Thanks to journalist Wayne Ford of the Athens Banner-Herald, I have an article from the Herald-Journal, which is the newspaper from Greene County. The article he sent me is dated October 5, 2001. In this article, the paper ran a section where it highlighted articles run by the paper a century before, having pulled this from their archives. The archived article included a blurb about an entity called "Walking Bet."
"Walking Bet" was called a "spook" by the writers a century ago. She was described as being "seven to eight feet tall." In addition, this entity was dressed in all black with a heavy veil. It was reported to come out between midnight and 1:00 a.m. The article went on to say that noone had the courage to approach and investigate the entity, whatever it was.
On a recent talkblogradio spot, Wayne Ford mentioned that it is highly unlikely that this was a woman, as most women do not stand "seven to eight feet tall." For that matter, most men do not as well. It was his assertion that this was a sasquatch. That would explain the "attired in a black dress" part, but what confuses me is the "black veil." Could this perhaps be a misidentification? Sasquatch are known to have black faces with black skin where there is no hair, and in the darkness, one could misidentify this as a veil. Maybe? Also, it appears that whatever this was came out only at night, which is similar to the nocturnal behavior said to be part of Sasquatch's routine. But what happened to this entity? Did it stop visiting Greensboro? Or did someone approach it finally and scare it off, or kill it?
If you have any knowlege of this story or know someone who lives in Greene County and has heard this legend, please post here. This is an interesting story, and could possibly be an old sighting of Sasquatch. At the very least, this is a story about a very tall, yet eccentric woman. Who knows?

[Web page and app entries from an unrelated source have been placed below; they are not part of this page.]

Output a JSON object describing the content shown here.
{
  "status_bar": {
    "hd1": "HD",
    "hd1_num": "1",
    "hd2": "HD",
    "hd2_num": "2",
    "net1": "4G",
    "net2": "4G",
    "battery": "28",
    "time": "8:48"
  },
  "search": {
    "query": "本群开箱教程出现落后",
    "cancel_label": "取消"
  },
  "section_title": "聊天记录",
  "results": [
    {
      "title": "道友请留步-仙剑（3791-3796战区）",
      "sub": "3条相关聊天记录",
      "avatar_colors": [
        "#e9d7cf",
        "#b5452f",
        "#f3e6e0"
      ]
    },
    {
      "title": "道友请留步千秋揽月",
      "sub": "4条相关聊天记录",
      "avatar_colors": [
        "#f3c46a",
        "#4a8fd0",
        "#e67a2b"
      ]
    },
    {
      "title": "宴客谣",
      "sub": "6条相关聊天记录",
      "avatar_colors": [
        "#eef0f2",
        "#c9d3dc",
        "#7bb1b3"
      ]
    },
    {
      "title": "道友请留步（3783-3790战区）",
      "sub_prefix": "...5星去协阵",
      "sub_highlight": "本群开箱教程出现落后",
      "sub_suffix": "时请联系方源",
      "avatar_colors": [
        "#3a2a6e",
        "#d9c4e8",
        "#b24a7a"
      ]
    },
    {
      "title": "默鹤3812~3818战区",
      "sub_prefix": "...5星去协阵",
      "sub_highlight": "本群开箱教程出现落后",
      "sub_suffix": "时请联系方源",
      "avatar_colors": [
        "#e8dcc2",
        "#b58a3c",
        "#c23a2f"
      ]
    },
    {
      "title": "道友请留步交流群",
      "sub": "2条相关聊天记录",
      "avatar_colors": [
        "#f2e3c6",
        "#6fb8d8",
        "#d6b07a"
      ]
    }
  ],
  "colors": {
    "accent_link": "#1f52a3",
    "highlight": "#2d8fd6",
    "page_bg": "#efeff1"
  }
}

Saturday, February 2, 2008

Looking for Georgia Sasquatch sightings

Hi all,
I hope that you enjoy my blog. I am currently researching the history of sightings, research, and folklore of Bigfoot in Georgia. I have interviewed numerous field researchers, an big name academic in the field, a journalist, and people who have had encounters. I am now looking for those who have newspaper articles or reports of sightings of what might be Bigfoot in Georgia. Sometimes these alleged creatures are called "Booger," "Ape Men," "Wild Man," and "Spooks." If you all out there have any information dealing with this phenomenon in Georgia, please post to my blog page and include information on how I can contact you or find the article or report.